The truce's stability has been shaken in recent months, as Syrian mortar shells have hit the Israeli-controlled Golan Heights, sparking worries among Israeli officials that the violence may prompt UNDOF to end its mission.
On Friday, U.N. spokesman Martin Nesirky said "the mission in the Golan needs to review its security arrangements, and it has been doing that."
More than 600 Philippine security personnel are deployed in nine U.N. peacekeeping areas worldwide, Arcan said.
Asked if the incident in Syria would prompt the Philippines to withdraw its peacekeeping personnel around the world, military spokesman Col. Arnulfo Burgos said that the deployments would continue, but that assessments would be made to better safeguard the peacekeepers in increasingly hostile areas.
"This is a global commitment," Burgos said Sunday at a news conference in Manila.
President Benigno Aquino III said last week that he has asked the military to assess whether large numbers of Filipino peacekeepers should be reduced to help address his country's growing security needs.

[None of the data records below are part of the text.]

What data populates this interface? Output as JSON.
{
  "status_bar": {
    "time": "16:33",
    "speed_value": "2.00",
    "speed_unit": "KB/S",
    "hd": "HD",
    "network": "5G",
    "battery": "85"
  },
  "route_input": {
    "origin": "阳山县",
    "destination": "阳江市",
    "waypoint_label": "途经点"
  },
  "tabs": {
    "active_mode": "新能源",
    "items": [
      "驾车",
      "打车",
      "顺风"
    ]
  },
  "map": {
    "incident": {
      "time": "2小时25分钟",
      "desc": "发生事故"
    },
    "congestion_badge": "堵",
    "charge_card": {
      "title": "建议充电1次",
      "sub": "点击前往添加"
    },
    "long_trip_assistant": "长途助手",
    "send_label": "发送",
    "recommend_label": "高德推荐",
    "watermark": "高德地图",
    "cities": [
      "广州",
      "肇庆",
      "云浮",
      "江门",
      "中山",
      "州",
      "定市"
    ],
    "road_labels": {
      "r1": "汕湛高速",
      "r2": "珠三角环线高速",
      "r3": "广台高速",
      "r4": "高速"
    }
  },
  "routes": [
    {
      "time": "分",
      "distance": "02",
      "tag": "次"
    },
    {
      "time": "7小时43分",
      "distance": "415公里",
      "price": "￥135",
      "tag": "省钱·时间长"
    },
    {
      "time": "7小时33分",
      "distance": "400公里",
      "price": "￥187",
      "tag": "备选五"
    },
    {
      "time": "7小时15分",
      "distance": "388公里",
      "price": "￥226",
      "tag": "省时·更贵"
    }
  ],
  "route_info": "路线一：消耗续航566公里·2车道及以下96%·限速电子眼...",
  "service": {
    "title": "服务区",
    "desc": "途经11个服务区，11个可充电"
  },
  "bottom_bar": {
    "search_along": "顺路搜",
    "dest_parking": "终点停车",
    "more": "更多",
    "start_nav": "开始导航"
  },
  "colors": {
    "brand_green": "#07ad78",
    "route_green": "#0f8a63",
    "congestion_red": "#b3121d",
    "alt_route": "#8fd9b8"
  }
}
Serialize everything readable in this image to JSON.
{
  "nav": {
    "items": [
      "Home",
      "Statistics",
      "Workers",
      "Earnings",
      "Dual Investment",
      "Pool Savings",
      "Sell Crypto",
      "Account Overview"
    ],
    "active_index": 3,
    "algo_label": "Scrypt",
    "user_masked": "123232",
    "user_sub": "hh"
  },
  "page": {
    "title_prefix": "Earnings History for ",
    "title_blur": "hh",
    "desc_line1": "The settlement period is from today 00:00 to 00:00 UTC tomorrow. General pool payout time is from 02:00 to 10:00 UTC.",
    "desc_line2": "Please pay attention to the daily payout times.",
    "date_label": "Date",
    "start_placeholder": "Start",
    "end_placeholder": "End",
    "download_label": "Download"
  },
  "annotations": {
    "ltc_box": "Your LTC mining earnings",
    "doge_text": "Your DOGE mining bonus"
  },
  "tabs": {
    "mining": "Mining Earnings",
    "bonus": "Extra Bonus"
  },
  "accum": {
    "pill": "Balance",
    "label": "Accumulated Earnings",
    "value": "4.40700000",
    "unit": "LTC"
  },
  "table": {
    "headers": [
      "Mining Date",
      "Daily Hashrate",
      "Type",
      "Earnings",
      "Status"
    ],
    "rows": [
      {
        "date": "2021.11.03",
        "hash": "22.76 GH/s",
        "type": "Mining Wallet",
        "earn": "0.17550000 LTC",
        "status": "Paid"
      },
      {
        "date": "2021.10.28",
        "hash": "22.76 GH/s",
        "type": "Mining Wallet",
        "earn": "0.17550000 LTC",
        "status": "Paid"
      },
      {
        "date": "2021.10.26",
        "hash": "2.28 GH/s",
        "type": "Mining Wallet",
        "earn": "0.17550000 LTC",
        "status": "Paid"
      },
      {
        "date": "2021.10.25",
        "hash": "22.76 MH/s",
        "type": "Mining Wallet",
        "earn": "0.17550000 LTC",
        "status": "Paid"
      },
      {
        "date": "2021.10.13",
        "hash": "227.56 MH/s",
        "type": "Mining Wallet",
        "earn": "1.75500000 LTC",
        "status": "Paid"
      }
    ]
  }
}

"There is a delicate balance," Aquino said. "All of these deployments have a vital function. We are part of a global community. If there's peace in the Middle East, it also helps us."
But he asked: "Can we afford to send this number of people?"
Associated Press writer Jamal Halaby in Amman, Jordan, contributed to this report.